I think the most important thing is to accept the disorder like any other medical disorder; that treatment works and that recovery is not only possible, but probable as well.
I think the most important thing is that family, friends, and the public should have awareness and understanding of schizophrenia.
It is a disease that can destroy your life. Families can and do turn their backs on you. The public doesn't care. Your government doesn't care. No one cares. If there is a hell, having this illness has got to be the greater part of hell's acreage.
I want people to know that I am just as intelligent and compassionate as any other person and that I am not a danger to them.
My health insurance has a co-pay of 50% for mental health services but only $10 for physical health services. I can't move out of my parent's house because it costs me $350 a month just for therapy, the psychiatrist, and medication.
It is biological and could happen to anyone. As a caregiver, you need to gather your strength from the love you have for the person you are caring for. .
Prepare to be challenged by the disease, the person, and the system.
It is easy to burn out when there is no support, understanding for yourself or your child. Compassion is essential for what they are going through. Knowledge about the illness and the medications are the only thing that helps cope with symptoms.
Caring for a family member is a life-changing and never-ending process. You must remain ever vigilant and expect difficulties in accessing necessary and appropriate services. You must also take care of yourself.
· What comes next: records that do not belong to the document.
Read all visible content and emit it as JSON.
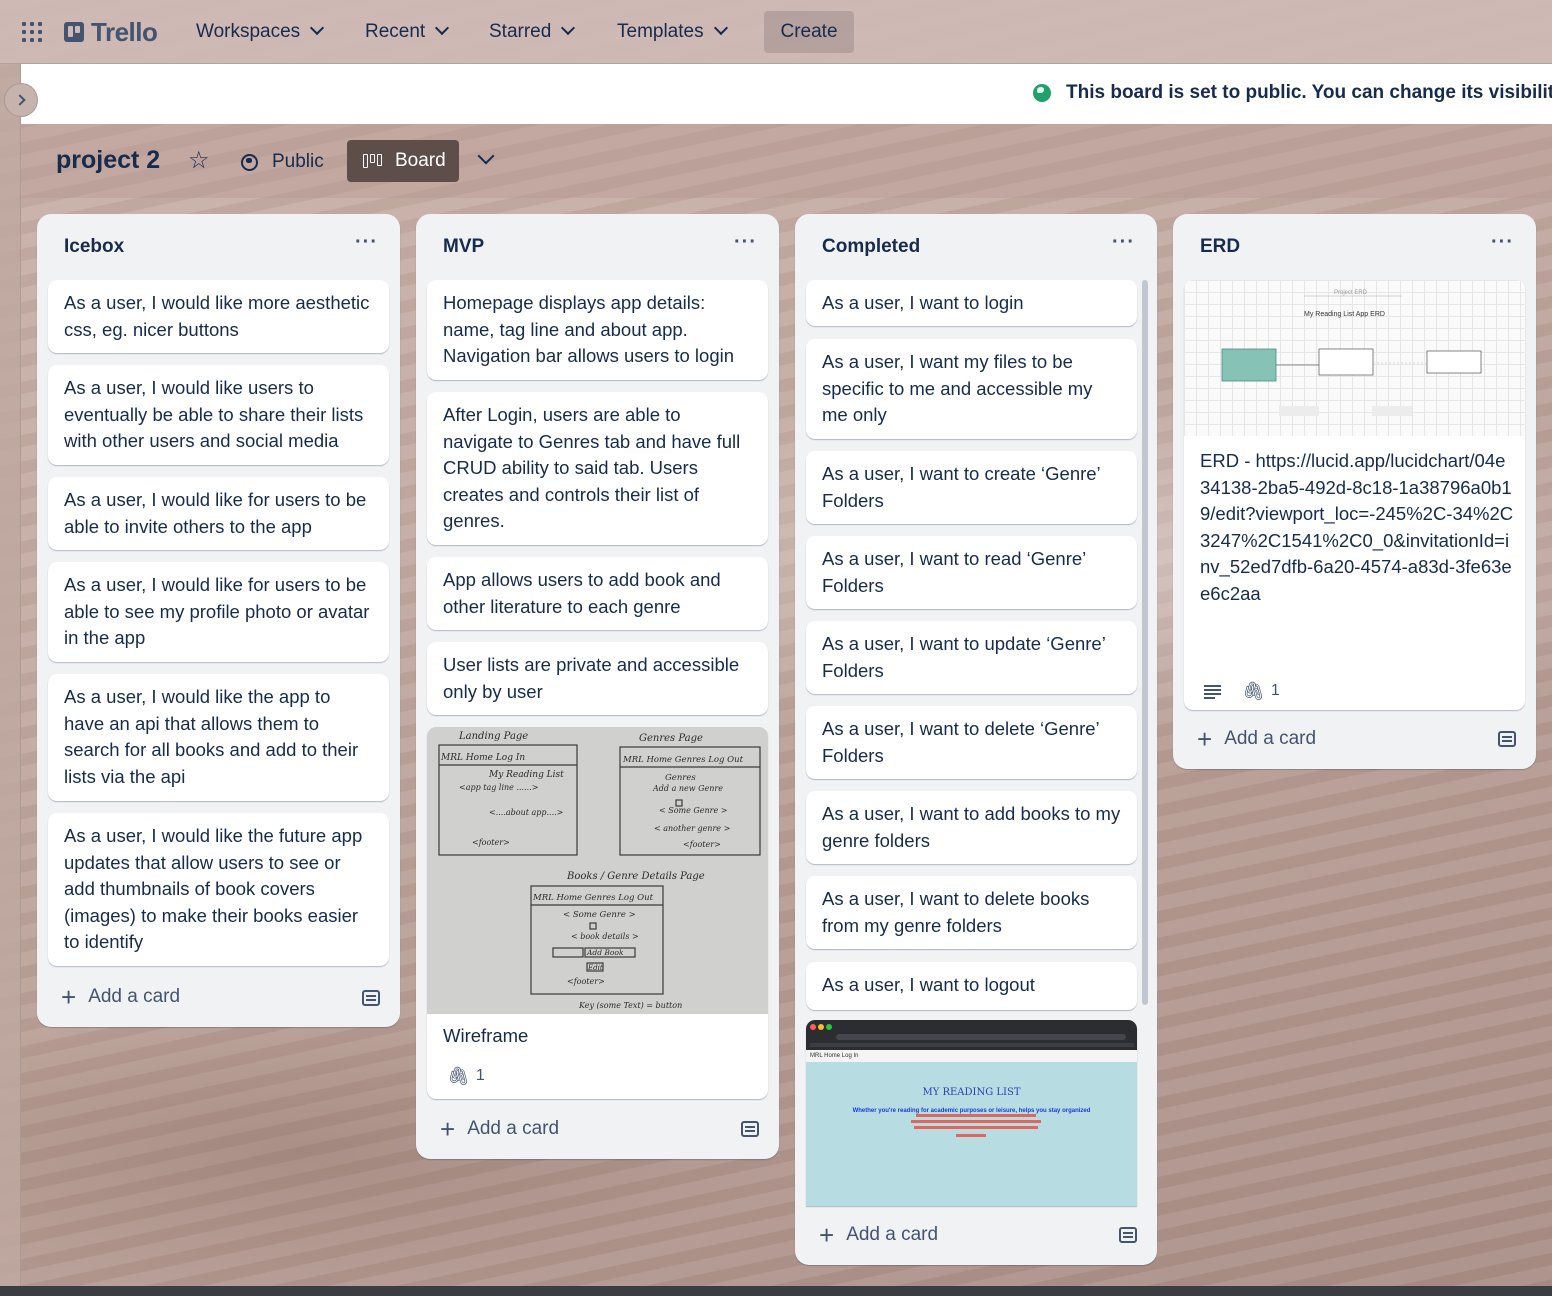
{
  "topnav": {
    "logo": "Trello",
    "workspaces": "Workspaces",
    "recent": "Recent",
    "starred": "Starred",
    "templates": "Templates",
    "create": "Create"
  },
  "banner": {
    "text": "This board is set to public. You can change its visibility"
  },
  "board": {
    "title": "project 2",
    "visibility": "Public",
    "view": "Board"
  },
  "lists": [
    {
      "title": "Icebox",
      "menu": "···",
      "cards": [
        "As a user, I would like more aesthetic css, eg. nicer buttons",
        "As a user, I would like users to eventually be able to share their lists with other users and social media",
        "As a user, I would like for users to be able to invite others to the app",
        "As a user, I would like for users to be able to see my profile photo or avatar in the app",
        "As a user, I would like the app to have an api that allows them to search for all books and add to their lists via the api",
        "As a user, I would like the future app updates that allow users to see or add thumbnails of book covers (images) to make their books easier to identify"
      ],
      "add_card": "Add a card"
    },
    {
      "title": "MVP",
      "menu": "···",
      "cards": [
        "Homepage displays app details: name, tag line and about app. Navigation bar allows users to login",
        "After Login, users are able to navigate to Genres tab and have full CRUD ability to said tab. Users creates and controls their list of genres.",
        "App allows users to add book and other literature to each genre",
        "User lists are private and accessible only by user"
      ],
      "wireframe_card": {
        "title": "Wireframe",
        "attachments": "1",
        "sketch": {
          "landing_page": "Landing Page",
          "genres_page": "Genres Page",
          "details_page": "Books / Genre Details Page",
          "nav_home": "MRL  Home  Log In",
          "nav_genres": "MRL  Home  Genres  Log Out",
          "my_reading_list": "My Reading List",
          "tag_line": "<app tag line ......>",
          "about_app": "<....about app....>",
          "footer": "<footer>",
          "genres": "Genres",
          "add_new_genre": "Add a new Genre",
          "some_genre": "< Some Genre >",
          "another_genre": "< another genre >",
          "book_details": "< book details >",
          "add_book": "Add Book",
          "edit": "Edit",
          "key": "Key  (some Text) = button"
        }
      },
      "add_card": "Add a card"
    },
    {
      "title": "Completed",
      "menu": "···",
      "cards": [
        "As a user, I want to login",
        "As a user, I want my files to be specific to me and accessible my me only",
        "As a user, I want to create ‘Genre’ Folders",
        "As a user, I want to read ‘Genre’ Folders",
        "As a user, I want to update ‘Genre’ Folders",
        "As a user, I want to delete ‘Genre’ Folders",
        "As a user, I want to add books to my genre folders",
        "As a user, I want to delete books from my genre folders",
        "As a user, I want to logout"
      ],
      "screenshot_card": {
        "app_title": "MY READING LIST",
        "app_tagline": "Whether you're reading for academic purposes or leisure, helps you stay organized",
        "nav": "MRL  Home  Log In"
      },
      "add_card": "Add a card"
    },
    {
      "title": "ERD",
      "menu": "···",
      "erd_card": {
        "text": "ERD - https://lucid.app/lucidchart/04e34138-2ba5-492d-8c18-1a38796a0b19/edit?viewport_loc=-245%2C-34%2C3247%2C1541%2C0_0&invitationId=inv_52ed7dfb-6a20-4574-a83d-3fe63ee6c2aa",
        "attachments": "1",
        "diagram_label": "Project ERD",
        "diagram_title": "My Reading List  App ERD"
      },
      "add_card": "Add a card"
    }
  ]
}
The public needs to fully understand schizophrenia first before people can begin to grasp the toll this illness takes on the individual affected by this disease and the physical and mental strain experienced by family members...